# [What to do]
Would you please copy each line of the data in which the string "true" occurs?

[Interface dataset entries]
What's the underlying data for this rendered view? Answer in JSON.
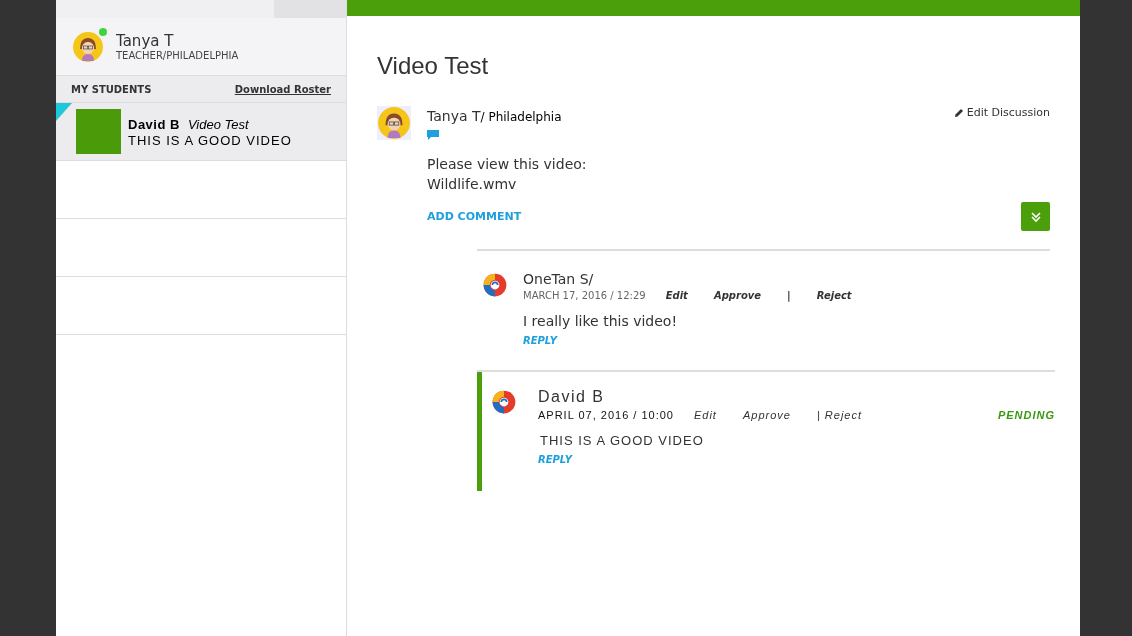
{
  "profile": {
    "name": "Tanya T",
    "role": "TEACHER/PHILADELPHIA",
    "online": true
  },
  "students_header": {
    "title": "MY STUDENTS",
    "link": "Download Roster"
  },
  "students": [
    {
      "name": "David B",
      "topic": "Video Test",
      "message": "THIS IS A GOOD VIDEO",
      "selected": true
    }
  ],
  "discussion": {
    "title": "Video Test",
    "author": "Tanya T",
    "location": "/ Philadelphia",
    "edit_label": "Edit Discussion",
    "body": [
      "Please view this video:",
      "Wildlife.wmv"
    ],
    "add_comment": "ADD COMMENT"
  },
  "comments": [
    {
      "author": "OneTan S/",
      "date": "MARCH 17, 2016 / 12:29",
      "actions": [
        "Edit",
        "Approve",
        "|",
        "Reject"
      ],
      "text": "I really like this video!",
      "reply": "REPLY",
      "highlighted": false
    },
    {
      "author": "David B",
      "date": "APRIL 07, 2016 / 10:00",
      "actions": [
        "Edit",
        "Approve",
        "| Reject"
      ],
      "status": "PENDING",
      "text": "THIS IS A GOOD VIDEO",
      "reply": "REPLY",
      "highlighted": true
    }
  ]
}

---

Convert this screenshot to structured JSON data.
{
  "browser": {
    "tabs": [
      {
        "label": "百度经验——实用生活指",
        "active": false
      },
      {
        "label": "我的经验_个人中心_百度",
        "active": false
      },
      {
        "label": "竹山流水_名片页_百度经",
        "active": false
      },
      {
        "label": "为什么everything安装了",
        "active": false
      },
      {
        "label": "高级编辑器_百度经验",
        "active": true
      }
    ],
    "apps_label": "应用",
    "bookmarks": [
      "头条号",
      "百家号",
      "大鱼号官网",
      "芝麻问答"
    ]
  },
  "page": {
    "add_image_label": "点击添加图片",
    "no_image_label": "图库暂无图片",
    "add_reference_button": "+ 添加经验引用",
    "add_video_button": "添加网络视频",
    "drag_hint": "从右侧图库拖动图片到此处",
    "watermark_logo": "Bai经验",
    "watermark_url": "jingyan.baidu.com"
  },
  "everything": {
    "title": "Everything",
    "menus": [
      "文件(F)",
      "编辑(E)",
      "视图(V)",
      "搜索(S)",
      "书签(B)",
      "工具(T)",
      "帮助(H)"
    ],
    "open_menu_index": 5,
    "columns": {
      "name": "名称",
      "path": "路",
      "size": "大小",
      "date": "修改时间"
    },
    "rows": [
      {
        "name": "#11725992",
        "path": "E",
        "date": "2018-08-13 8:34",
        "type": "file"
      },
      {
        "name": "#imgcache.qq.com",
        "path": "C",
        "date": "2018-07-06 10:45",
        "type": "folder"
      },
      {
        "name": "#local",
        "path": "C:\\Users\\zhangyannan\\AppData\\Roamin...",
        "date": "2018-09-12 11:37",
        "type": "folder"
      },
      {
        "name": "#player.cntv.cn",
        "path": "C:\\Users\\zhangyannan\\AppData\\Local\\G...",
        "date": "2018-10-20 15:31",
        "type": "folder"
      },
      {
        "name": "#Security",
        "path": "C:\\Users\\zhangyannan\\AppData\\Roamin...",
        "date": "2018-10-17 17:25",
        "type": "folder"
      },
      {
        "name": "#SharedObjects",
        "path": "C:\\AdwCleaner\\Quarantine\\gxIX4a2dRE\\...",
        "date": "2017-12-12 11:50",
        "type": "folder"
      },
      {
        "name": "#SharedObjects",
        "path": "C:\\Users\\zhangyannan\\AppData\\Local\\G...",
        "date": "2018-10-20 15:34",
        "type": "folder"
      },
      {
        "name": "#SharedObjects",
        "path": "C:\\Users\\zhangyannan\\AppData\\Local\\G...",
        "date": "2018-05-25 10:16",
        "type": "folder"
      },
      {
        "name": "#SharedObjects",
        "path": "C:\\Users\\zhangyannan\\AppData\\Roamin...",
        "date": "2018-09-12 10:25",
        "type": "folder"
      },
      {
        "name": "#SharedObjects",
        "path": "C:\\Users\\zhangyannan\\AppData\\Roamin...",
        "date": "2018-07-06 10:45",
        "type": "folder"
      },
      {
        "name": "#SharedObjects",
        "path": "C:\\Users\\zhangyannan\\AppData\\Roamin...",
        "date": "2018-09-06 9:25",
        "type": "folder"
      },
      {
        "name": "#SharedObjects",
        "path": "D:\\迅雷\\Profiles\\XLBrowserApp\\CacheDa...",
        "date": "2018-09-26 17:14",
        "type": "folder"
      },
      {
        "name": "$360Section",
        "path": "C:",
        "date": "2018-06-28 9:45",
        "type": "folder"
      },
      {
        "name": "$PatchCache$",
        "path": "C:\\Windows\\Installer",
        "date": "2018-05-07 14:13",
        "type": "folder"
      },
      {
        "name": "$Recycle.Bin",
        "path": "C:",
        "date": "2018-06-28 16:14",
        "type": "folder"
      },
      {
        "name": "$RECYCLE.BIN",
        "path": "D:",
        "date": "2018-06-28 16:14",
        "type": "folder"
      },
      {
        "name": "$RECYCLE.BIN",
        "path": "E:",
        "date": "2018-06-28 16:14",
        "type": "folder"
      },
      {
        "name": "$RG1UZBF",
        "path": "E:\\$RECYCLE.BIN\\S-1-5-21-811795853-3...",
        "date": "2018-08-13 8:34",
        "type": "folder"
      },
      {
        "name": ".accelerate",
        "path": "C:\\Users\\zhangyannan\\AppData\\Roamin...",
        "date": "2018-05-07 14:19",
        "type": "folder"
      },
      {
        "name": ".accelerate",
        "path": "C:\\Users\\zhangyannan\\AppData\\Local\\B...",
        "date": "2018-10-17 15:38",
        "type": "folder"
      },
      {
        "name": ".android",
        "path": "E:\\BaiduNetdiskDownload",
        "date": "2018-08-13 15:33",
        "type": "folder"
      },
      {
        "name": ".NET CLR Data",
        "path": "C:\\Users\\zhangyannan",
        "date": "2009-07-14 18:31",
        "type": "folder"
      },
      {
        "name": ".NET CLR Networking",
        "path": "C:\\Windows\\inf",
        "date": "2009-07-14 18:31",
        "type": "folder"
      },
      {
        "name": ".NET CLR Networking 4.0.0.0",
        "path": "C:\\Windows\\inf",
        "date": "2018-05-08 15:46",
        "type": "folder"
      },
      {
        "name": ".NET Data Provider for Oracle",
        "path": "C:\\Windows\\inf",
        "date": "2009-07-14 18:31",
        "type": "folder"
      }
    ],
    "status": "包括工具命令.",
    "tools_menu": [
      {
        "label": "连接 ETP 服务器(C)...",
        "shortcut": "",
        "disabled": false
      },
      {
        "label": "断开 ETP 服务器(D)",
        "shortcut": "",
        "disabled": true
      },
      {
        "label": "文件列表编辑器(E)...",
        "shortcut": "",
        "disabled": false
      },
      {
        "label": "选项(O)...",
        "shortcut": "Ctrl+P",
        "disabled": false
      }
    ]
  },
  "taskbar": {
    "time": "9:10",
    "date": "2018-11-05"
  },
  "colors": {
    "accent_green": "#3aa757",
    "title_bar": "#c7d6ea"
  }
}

# [Task response]
    "online": true
      "selected": true
      "highlighted": true
        "active": true
        "disabled": true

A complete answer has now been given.